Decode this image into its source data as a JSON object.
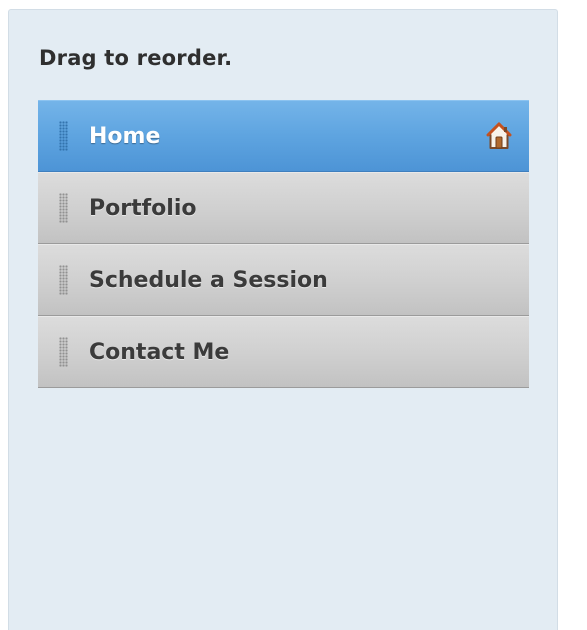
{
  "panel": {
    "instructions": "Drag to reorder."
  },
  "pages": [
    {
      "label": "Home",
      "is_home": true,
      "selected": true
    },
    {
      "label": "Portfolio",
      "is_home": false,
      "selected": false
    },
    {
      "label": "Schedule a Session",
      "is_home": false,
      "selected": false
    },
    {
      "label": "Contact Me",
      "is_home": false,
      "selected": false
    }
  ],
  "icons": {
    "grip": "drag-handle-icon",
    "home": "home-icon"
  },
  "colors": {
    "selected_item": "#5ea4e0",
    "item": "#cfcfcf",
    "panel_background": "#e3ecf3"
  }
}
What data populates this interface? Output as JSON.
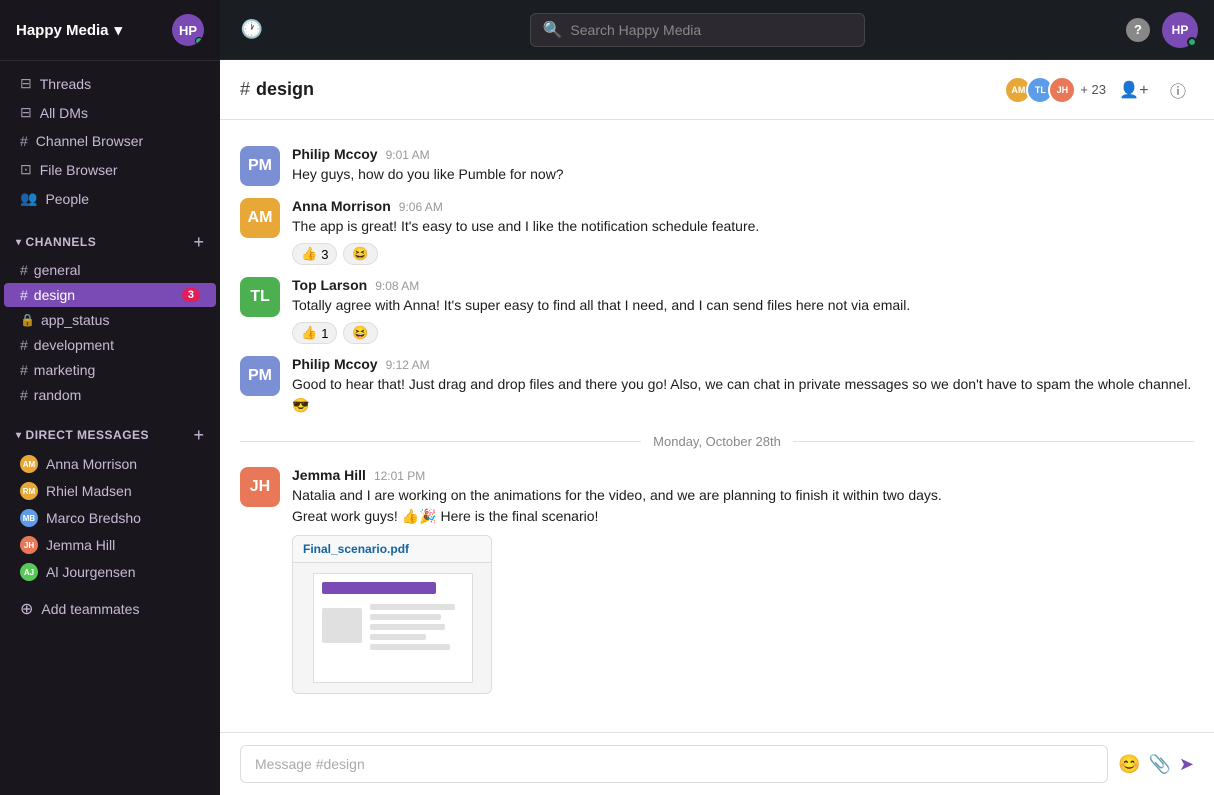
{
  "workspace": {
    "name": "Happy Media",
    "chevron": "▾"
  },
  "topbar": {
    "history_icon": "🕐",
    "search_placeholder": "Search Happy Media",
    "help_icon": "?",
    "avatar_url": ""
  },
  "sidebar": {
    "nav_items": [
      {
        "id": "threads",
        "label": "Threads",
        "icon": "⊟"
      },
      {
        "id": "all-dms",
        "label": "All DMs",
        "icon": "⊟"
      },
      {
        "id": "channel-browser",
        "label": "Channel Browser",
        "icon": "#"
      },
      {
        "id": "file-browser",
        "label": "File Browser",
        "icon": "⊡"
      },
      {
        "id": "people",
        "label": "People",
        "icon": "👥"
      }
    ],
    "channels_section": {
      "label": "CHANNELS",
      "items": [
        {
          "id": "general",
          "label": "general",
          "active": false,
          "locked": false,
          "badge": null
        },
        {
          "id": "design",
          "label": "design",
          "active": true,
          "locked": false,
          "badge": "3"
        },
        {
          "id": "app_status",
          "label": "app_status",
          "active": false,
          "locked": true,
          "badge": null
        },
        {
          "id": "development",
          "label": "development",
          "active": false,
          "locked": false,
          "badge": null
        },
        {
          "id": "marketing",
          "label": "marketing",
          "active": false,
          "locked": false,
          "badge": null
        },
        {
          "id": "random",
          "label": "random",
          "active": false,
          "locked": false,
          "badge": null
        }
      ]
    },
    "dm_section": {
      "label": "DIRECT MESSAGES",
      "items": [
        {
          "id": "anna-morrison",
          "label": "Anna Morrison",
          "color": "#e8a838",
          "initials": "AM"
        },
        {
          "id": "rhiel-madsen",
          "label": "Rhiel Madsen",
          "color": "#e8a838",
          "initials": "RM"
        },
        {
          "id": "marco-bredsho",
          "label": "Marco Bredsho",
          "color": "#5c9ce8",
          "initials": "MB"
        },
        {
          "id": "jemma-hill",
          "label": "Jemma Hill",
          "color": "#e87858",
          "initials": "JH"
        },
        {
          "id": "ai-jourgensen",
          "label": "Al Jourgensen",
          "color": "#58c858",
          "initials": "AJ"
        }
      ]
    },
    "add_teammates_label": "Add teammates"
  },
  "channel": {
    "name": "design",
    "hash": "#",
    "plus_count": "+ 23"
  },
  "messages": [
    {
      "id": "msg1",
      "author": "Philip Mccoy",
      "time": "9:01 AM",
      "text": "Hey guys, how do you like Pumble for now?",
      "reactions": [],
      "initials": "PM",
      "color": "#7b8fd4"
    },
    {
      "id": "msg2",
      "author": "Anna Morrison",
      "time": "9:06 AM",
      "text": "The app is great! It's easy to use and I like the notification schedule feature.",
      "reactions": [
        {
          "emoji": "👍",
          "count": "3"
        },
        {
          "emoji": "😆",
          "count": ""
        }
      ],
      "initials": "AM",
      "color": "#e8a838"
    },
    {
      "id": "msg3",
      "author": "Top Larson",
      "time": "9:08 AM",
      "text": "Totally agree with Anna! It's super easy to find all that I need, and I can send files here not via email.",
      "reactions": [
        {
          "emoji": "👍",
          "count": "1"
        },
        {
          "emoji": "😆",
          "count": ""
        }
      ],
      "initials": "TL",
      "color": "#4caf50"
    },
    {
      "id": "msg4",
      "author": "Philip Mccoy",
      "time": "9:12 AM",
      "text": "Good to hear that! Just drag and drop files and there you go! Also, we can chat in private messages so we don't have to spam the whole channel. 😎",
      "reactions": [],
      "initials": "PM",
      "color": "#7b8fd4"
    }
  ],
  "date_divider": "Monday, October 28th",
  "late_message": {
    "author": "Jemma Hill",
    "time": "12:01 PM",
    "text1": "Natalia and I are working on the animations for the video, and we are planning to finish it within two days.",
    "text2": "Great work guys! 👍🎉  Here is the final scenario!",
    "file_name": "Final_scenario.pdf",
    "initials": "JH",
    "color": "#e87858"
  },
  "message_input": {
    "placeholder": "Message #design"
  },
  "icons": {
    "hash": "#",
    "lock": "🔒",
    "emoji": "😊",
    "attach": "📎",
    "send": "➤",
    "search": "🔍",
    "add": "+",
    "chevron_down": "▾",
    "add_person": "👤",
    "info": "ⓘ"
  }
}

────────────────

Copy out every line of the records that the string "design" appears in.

COMPLETED EXERCISE ->
          "id": "design",
          "label": "design",
    "name": "design",
    "placeholder": "Message #design"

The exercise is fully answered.